Dolmens are also called portal tombs, and are the simplest and most spectacular of all Neolithic tombs (2500 – 2000 B.C.)
There is no more a photogenic one than this tripod dolmen with long slender legs and a theatrical setting on the south-west slope of Slieve Croob in South Down, near to Leitrim and Castlewellan County Down.
The long flat capstone balances elegantly on three unusually tall and thin upright stones, the tallest of which is exactly 2 metres high.
A slab lying in the middle of the chamber may have always been there but it could be one of the boulders from the cairn over the tomb.

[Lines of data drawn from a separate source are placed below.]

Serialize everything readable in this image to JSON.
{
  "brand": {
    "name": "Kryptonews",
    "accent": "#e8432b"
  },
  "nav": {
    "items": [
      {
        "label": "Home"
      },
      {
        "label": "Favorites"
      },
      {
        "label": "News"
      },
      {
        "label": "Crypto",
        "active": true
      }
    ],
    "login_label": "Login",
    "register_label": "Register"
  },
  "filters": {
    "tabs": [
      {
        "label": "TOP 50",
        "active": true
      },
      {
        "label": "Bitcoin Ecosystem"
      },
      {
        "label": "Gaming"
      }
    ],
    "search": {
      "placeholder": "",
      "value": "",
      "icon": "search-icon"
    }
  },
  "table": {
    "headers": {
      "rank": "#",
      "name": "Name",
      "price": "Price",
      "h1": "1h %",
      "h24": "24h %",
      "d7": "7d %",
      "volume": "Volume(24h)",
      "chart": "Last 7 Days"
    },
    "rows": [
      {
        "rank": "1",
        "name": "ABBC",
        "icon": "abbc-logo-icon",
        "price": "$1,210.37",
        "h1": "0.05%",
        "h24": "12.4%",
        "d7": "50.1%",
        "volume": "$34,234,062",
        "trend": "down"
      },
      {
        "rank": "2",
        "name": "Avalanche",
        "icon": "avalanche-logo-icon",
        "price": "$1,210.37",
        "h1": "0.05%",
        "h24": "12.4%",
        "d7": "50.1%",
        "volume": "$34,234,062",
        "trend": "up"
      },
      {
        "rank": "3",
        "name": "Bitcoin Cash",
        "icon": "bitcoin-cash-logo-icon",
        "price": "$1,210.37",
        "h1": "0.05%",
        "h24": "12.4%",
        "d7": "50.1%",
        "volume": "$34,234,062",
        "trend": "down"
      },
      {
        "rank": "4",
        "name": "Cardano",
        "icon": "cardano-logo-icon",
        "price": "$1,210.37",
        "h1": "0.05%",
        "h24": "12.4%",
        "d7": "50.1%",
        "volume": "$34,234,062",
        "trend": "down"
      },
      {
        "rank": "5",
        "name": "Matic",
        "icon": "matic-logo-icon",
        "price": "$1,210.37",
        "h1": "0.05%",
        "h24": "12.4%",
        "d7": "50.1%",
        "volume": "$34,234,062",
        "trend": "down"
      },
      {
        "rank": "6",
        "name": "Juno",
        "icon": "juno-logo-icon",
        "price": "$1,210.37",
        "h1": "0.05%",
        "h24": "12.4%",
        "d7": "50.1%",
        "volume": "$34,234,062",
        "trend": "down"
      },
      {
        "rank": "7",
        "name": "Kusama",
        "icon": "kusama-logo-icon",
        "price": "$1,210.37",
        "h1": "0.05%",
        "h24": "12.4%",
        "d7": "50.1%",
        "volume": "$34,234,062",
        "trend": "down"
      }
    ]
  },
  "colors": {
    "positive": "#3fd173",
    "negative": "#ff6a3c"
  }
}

The people who built this wonderful granite structure covered covered it up with a mound of stones and earth. There are slight traces of grass all round except on the farm track side.
People have always wondered about these impressive stone monuments. These thoughts are reflected in the names they gave; ~ Druid’s Altar, Giant’s Grave, and ‘Diarmuid and Grainne’s Bed’ derived from a popular folk tale, is also common.
The name dolmen applied by early antiquarians is from the Breton word ‘tolmen’ meaning stone table.
Legananny Dolmen has given the townland its name.
Liagan Aine means ‘pillar stone of Anya’ who was the mythological mother goddess loved by the warrior Finn McCool (of Giant’s Causeway fame).
Other nearby monuments are:
Sliddery Ford Dolmen
Annadorn Dolmen and
Ballynoe Stone circles.
A similar type dolmen can also be found at the Giant’s Ring on the Southern outskirts of Belfast.*